Sainath published Everybody Loves a Good Drought over two decades ago, marking a new beginning for development journalism…. Not many journalists preferred taking that tough route. However, Nagpur-based Jaideep Hardikar is an exception. Taking a road less travelled, Hardikar now works with People’s Archive of Rural India (PARI), a platform that documents India’s villages….


Like his previous work, A Village Awaits Doomsday, Hardikar’s latest, Ramrao: The Story of India’s Farm Crisis, is a hat-tip to Sainath’s work for the sheer honesty and emotional fervour with which it approaches the subject. The book is titled after Ramrao Panchleniwar, a cotton farmer in Vidarbha in Maharashtra, who tried to end his life after struggling with farm debt and despair.

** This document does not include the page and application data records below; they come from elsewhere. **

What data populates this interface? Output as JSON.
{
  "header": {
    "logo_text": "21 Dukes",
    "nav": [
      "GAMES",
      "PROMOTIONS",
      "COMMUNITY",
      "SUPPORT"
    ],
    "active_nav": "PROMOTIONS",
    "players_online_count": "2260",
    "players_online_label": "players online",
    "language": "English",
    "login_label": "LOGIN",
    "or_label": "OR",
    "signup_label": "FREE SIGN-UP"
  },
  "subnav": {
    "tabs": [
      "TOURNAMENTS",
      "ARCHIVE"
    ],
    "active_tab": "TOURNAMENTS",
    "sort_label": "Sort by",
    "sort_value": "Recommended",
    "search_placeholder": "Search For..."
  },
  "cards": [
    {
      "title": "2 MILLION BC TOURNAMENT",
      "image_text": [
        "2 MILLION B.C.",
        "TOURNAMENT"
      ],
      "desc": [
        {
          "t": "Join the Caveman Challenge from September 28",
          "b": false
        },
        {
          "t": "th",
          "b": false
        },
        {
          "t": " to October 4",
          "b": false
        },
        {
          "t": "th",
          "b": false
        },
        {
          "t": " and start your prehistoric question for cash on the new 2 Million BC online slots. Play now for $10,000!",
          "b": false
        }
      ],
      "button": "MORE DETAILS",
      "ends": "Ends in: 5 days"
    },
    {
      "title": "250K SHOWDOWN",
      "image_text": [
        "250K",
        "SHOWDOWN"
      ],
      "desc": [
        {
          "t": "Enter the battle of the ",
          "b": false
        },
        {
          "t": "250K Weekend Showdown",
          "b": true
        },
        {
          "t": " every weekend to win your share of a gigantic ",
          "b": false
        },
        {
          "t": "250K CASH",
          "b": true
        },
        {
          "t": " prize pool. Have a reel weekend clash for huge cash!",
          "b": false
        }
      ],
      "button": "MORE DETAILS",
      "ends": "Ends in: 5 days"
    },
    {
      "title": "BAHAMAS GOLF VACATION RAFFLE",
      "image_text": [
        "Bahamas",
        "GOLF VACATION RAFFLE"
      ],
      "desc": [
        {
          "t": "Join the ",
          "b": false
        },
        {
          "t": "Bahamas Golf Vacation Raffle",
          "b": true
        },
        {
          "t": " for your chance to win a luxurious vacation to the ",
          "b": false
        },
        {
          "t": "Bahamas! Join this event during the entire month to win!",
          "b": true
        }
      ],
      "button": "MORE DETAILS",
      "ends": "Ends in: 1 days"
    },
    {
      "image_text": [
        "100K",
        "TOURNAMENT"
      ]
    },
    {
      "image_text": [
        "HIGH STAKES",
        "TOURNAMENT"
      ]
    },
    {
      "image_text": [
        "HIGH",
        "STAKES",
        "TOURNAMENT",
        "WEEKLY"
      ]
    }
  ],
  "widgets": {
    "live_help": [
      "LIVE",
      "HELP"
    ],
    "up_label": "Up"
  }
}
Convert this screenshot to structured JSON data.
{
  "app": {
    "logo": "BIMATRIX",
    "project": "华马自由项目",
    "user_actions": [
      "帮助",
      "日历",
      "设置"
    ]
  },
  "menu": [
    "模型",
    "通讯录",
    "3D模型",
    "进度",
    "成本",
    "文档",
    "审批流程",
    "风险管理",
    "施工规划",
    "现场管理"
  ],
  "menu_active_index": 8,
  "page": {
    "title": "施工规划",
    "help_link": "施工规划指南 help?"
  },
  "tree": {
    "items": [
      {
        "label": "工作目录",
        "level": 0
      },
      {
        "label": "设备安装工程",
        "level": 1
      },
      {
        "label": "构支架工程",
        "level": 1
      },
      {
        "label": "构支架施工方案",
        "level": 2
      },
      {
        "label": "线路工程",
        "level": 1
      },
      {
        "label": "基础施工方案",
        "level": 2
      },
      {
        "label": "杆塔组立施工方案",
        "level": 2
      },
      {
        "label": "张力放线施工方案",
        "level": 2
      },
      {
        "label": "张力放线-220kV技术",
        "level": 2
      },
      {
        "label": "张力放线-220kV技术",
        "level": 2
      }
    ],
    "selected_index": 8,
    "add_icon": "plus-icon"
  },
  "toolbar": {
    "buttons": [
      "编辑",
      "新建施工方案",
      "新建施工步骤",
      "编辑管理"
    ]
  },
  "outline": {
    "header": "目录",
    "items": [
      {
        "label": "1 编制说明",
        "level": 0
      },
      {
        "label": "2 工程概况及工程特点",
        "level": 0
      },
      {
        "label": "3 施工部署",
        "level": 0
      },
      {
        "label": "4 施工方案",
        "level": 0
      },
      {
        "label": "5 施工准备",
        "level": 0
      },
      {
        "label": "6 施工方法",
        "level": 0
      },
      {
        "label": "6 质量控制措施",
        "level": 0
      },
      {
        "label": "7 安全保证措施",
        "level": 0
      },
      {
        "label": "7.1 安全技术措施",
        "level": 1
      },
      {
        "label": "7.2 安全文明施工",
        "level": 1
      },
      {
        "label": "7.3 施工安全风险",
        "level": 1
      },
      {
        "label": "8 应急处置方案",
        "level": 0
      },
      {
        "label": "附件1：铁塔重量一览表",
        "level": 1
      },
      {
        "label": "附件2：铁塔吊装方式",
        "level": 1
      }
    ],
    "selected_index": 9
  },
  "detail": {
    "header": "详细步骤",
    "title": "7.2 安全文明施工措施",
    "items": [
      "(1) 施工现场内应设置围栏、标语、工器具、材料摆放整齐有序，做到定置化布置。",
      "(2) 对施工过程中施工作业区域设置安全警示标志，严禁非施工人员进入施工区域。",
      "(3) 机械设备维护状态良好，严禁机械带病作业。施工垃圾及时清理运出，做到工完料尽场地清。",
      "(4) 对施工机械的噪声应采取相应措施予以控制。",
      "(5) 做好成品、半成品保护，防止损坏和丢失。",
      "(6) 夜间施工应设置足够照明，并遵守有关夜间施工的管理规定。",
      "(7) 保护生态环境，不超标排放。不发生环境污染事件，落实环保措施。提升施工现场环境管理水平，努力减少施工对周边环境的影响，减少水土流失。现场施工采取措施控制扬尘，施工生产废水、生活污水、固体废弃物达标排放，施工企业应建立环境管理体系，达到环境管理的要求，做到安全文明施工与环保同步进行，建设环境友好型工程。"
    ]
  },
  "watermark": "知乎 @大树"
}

But this is not the story of Ramrao alone. Hardikar follows the plight of the hapless farmer to tell the horrifying tale of what’s gone wrong with the way India treats agriculture, a sector that still feeds more than half of the country’s 130-plus-crore population. Like John Steinbeck’s disturbingly truthful portrait of Depression-era America in his 1939 classic work of fiction, The Grapes of WrathHardikar’s non-fiction unravels stories of peasant misery. Ramrao is Tom Joad, the forlorn, jobless and vulnerable man who became the poster face of the great financial crisis of his times….